4:04Dobro, Mandolin, Fiddle, Banjo's, Guitar, Tambourine and Handclaps. Our Bluegrass Gospel Version of The Classic Gospel Song—The Hallelujah Side Lyrics:Johnson Oatman, Jr Music: J. Howard Entwisle 1898 Public DomainThe 1st to Record “The Hallelujah Side” Was Ernest Stoneman & His Dixie Mountaineers. On September 21, 1926, They Recorded It for Victor. Since Then The Classic Gospel Song Is Been Recorded by The Tinley Quaker City Gospel Singers, Bill Gaither, The Chuck Wagon Gang and, and the Country Gentleman.“The Hallelujah Side”Verse One:Once a sinner far from Jesus....I was perishing with cold....But the blessed Savior heard me when I cried.....Then He threw His arms around me and He led me to His fold....And, I'm living on the hallelujah side....The Chorus:O glory be to Jesus...let the hallelujahs roll....Help me ring the Savior's praises....far and wide.....For I've opened up toward Heaven all the windows of my soul.....And I'm living on the hallelujah side.....Verse Two:Though the world may sweep around me...with her dazzle and her dreams....Yet I envy not her vanities and pride......For my soul looks up to Heaven where the golden sunlight gleams....And, I'm living on the hallelujah side....Verse Three:Not for all earth's golden millions would I leave this precious place....Though the tempter to persuade me oft has tried....For I'm safe in God's pavilion, happy in His love and grace....And, I'm living on the hallelujah side....Verse Four:Here the sun is always shining...here the sky is always bright....Tis no place for gloomy Christians to abide....For my soul is filled with music and my heart with great delight....And, I'm living on the hallelujah side....Verse Five:And upon the streets of glory...when we reach the other shore.....And have safely crossed the Jordan's rolling tide...You will find me shouting "Glory" just outside my mansion door....Where I'm living on the hallelujah side....The Chorus:O glory be to Jesus...let the hallelujahs roll....Help me ring the Savior's praises....far and wide.....For I've opened up toward Heaven all the windows of my soul.....And I'm living on the hallelujah side.....© 2013 Shiloh Worship Music COPY FREELY;This Music is copyrighted to prevent misuse, however,permission is granted for non-commercial copying-Radio play permitted- www.shilohworshipmusic.com
Hold To God’s Unchanging Hand

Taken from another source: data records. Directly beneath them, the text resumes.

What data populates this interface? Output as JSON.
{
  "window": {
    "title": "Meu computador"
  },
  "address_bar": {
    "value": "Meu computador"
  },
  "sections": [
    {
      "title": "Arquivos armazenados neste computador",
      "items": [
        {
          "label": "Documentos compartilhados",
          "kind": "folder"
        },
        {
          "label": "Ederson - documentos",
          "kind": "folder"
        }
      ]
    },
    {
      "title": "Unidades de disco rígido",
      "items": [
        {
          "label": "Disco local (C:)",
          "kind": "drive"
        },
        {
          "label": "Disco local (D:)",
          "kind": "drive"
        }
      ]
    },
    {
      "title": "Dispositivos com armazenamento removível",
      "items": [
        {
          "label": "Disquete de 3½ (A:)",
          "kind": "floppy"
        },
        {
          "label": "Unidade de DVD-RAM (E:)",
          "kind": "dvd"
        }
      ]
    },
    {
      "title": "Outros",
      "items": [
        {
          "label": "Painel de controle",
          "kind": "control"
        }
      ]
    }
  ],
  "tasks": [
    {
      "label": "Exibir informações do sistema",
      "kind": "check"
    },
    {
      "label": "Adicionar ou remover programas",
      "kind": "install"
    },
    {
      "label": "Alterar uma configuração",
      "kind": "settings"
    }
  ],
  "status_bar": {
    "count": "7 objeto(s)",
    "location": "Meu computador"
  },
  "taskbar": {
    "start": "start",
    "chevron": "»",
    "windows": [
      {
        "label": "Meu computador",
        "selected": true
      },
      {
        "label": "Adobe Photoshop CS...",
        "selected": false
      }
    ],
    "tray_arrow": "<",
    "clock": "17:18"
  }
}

3:38Fiddles, Mandolin, Banjo, Guitar, Upright Bass, Harmonica, DobroBluegrass Gospel version ofHold to God's Unchanging HandPsalm 89:13Thou hast a mighty arm: strong is thy hand, and high is thy right hand.Time is filled with swift transition,Naught of earth unmoved can stand,Build your hopes on things eternal,Hold to God’s unchanging hand.ChorusHold to God’s unchanging hand,Hold to God’s unchanging hand;Build your hopes on things eternal,Hold to God’s unchanging hand.Trust in Him who will not leave you,Whatsoever years may bring,If by earthly friends forsakenStill more closely to Him cling.Covet not this world’s vain richesThat so rapidly decay,Seek to gain the heav’nly treasures,They will never pass away.When your journey is completed,If to God you have been true,Fair and bright the home in gloryYour enraptured soul will view.F.L. Eiland J Wilson 1905 -Public Domain© 2013 Shiloh Worship Music COPY FREELY;This Music is copyrighted to prevent misuse, however,permission is granted for non-commercial copying-Radio play permitted www.shilohworshipmusic.com